> **Prompt**
Even if the data beneath seems repetitive, write it all out again exactly.
** Supplied data follows **
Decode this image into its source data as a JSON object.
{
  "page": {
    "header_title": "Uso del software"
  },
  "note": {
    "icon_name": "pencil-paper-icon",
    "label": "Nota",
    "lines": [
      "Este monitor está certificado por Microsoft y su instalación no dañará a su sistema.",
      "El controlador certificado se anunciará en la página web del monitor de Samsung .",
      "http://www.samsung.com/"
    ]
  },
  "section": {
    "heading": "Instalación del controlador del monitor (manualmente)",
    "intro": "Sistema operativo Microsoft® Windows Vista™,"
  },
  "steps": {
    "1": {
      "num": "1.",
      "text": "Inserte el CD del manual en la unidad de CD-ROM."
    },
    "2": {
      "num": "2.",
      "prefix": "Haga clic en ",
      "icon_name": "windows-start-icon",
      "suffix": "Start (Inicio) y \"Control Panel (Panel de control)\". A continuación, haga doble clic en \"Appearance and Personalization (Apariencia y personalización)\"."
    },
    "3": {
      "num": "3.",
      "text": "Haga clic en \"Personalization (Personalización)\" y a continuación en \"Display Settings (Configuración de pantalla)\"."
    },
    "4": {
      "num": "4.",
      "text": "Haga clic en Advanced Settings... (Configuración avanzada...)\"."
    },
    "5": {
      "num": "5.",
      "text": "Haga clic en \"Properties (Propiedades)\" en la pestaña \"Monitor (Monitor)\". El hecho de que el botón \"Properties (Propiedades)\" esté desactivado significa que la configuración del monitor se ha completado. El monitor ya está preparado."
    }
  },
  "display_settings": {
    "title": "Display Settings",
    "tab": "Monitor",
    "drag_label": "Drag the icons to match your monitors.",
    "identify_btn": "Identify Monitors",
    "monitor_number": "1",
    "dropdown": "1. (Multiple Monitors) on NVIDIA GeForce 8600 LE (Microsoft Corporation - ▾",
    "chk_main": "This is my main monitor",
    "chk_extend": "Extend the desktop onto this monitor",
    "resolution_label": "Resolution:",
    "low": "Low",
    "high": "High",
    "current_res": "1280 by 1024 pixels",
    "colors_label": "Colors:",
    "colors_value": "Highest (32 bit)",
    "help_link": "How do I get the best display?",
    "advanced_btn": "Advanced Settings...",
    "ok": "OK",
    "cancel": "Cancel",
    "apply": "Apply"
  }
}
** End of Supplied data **
> **Exercise solution**
Decode this image into its source data as a JSON object.
{
  "page": {
    "header_title": "Uso del software"
  },
  "note": {
    "icon_name": "pencil-paper-icon",
    "label": "Nota",
    "lines": [
      "Este monitor está certificado por Microsoft y su instalación no dañará a su sistema.",
      "El controlador certificado se anunciará en la página web del monitor de Samsung .",
      "http://www.samsung.com/"
    ]
  },
  "section": {
    "heading": "Instalación del controlador del monitor (manualmente)",
    "intro": "Sistema operativo Microsoft® Windows Vista™,"
  },
  "steps": {
    "1": {
      "num": "1.",
      "text": "Inserte el CD del manual en la unidad de CD-ROM."
    },
    "2": {
      "num": "2.",
      "prefix": "Haga clic en ",
      "icon_name": "windows-start-icon",
      "suffix": "Start (Inicio) y \"Control Panel (Panel de control)\". A continuación, haga doble clic en \"Appearance and Personalization (Apariencia y personalización)\"."
    },
    "3": {
      "num": "3.",
      "text": "Haga clic en \"Personalization (Personalización)\" y a continuación en \"Display Settings (Configuración de pantalla)\"."
    },
    "4": {
      "num": "4.",
      "text": "Haga clic en Advanced Settings... (Configuración avanzada...)\"."
    },
    "5": {
      "num": "5.",
      "text": "Haga clic en \"Properties (Propiedades)\" en la pestaña \"Monitor (Monitor)\". El hecho de que el botón \"Properties (Propiedades)\" esté desactivado significa que la configuración del monitor se ha completado. El monitor ya está preparado."
    }
  },
  "display_settings": {
    "title": "Display Settings",
    "tab": "Monitor",
    "drag_label": "Drag the icons to match your monitors.",
    "identify_btn": "Identify Monitors",
    "monitor_number": "1",
    "dropdown": "1. (Multiple Monitors) on NVIDIA GeForce 8600 LE (Microsoft Corporation - ▾",
    "chk_main": "This is my main monitor",
    "chk_extend": "Extend the desktop onto this monitor",
    "resolution_label": "Resolution:",
    "low": "Low",
    "high": "High",
    "current_res": "1280 by 1024 pixels",
    "colors_label": "Colors:",
    "colors_value": "Highest (32 bit)",
    "help_link": "How do I get the best display?",
    "advanced_btn": "Advanced Settings...",
    "ok": "OK",
    "cancel": "Cancel",
    "apply": "Apply"
  }
}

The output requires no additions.